The answer must restate every entry below word for word.
Data to use Block Start
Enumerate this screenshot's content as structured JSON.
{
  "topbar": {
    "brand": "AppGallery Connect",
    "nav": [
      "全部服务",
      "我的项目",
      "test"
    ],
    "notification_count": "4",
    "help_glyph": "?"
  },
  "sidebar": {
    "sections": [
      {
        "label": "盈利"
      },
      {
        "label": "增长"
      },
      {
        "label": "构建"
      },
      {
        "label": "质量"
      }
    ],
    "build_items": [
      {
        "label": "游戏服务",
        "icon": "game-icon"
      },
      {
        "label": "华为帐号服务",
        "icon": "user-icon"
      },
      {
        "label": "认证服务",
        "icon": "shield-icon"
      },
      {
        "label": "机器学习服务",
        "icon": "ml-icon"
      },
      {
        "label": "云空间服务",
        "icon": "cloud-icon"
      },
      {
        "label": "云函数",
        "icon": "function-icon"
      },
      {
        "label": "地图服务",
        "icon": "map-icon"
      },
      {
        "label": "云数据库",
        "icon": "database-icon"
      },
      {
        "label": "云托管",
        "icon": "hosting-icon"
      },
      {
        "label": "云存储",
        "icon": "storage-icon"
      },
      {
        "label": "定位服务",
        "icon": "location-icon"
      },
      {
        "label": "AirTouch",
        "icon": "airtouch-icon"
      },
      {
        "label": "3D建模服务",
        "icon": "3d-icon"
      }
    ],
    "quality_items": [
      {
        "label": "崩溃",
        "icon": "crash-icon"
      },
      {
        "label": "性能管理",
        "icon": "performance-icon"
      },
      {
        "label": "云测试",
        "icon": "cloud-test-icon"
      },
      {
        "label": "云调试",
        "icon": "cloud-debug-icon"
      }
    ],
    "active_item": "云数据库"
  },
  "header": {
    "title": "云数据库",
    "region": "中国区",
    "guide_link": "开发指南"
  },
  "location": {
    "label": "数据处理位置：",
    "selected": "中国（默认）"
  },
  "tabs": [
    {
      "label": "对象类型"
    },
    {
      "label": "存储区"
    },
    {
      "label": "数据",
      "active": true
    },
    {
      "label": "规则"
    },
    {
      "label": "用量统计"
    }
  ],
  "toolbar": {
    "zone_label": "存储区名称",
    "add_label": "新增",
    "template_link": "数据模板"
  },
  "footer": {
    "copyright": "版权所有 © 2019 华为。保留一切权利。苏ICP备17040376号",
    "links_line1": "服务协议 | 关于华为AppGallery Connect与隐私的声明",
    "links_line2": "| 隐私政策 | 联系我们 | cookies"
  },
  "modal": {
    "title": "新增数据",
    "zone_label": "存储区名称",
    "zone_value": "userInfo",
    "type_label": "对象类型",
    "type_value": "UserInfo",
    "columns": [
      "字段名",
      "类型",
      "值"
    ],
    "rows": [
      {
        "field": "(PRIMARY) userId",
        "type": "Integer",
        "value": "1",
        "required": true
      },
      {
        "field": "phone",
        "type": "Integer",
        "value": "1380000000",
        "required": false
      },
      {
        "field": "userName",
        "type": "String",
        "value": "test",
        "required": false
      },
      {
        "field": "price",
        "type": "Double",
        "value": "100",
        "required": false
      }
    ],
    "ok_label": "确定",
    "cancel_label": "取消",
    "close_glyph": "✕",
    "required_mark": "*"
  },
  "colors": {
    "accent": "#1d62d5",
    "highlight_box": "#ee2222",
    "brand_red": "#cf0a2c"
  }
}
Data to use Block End
Answer area ▸
Enumerate this screenshot's content as structured JSON.
{
  "topbar": {
    "brand": "AppGallery Connect",
    "nav": [
      "全部服务",
      "我的项目",
      "test"
    ],
    "notification_count": "4",
    "help_glyph": "?"
  },
  "sidebar": {
    "sections": [
      {
        "label": "盈利"
      },
      {
        "label": "增长"
      },
      {
        "label": "构建"
      },
      {
        "label": "质量"
      }
    ],
    "build_items": [
      {
        "label": "游戏服务",
        "icon": "game-icon"
      },
      {
        "label": "华为帐号服务",
        "icon": "user-icon"
      },
      {
        "label": "认证服务",
        "icon": "shield-icon"
      },
      {
        "label": "机器学习服务",
        "icon": "ml-icon"
      },
      {
        "label": "云空间服务",
        "icon": "cloud-icon"
      },
      {
        "label": "云函数",
        "icon": "function-icon"
      },
      {
        "label": "地图服务",
        "icon": "map-icon"
      },
      {
        "label": "云数据库",
        "icon": "database-icon"
      },
      {
        "label": "云托管",
        "icon": "hosting-icon"
      },
      {
        "label": "云存储",
        "icon": "storage-icon"
      },
      {
        "label": "定位服务",
        "icon": "location-icon"
      },
      {
        "label": "AirTouch",
        "icon": "airtouch-icon"
      },
      {
        "label": "3D建模服务",
        "icon": "3d-icon"
      }
    ],
    "quality_items": [
      {
        "label": "崩溃",
        "icon": "crash-icon"
      },
      {
        "label": "性能管理",
        "icon": "performance-icon"
      },
      {
        "label": "云测试",
        "icon": "cloud-test-icon"
      },
      {
        "label": "云调试",
        "icon": "cloud-debug-icon"
      }
    ],
    "active_item": "云数据库"
  },
  "header": {
    "title": "云数据库",
    "region": "中国区",
    "guide_link": "开发指南"
  },
  "location": {
    "label": "数据处理位置：",
    "selected": "中国（默认）"
  },
  "tabs": [
    {
      "label": "对象类型"
    },
    {
      "label": "存储区"
    },
    {
      "label": "数据",
      "active": true
    },
    {
      "label": "规则"
    },
    {
      "label": "用量统计"
    }
  ],
  "toolbar": {
    "zone_label": "存储区名称",
    "add_label": "新增",
    "template_link": "数据模板"
  },
  "footer": {
    "copyright": "版权所有 © 2019 华为。保留一切权利。苏ICP备17040376号",
    "links_line1": "服务协议 | 关于华为AppGallery Connect与隐私的声明",
    "links_line2": "| 隐私政策 | 联系我们 | cookies"
  },
  "modal": {
    "title": "新增数据",
    "zone_label": "存储区名称",
    "zone_value": "userInfo",
    "type_label": "对象类型",
    "type_value": "UserInfo",
    "columns": [
      "字段名",
      "类型",
      "值"
    ],
    "rows": [
      {
        "field": "(PRIMARY) userId",
        "type": "Integer",
        "value": "1",
        "required": true
      },
      {
        "field": "phone",
        "type": "Integer",
        "value": "1380000000",
        "required": false
      },
      {
        "field": "userName",
        "type": "String",
        "value": "test",
        "required": false
      },
      {
        "field": "price",
        "type": "Double",
        "value": "100",
        "required": false
      }
    ],
    "ok_label": "确定",
    "cancel_label": "取消",
    "close_glyph": "✕",
    "required_mark": "*"
  },
  "colors": {
    "accent": "#1d62d5",
    "highlight_box": "#ee2222",
    "brand_red": "#cf0a2c"
  }
}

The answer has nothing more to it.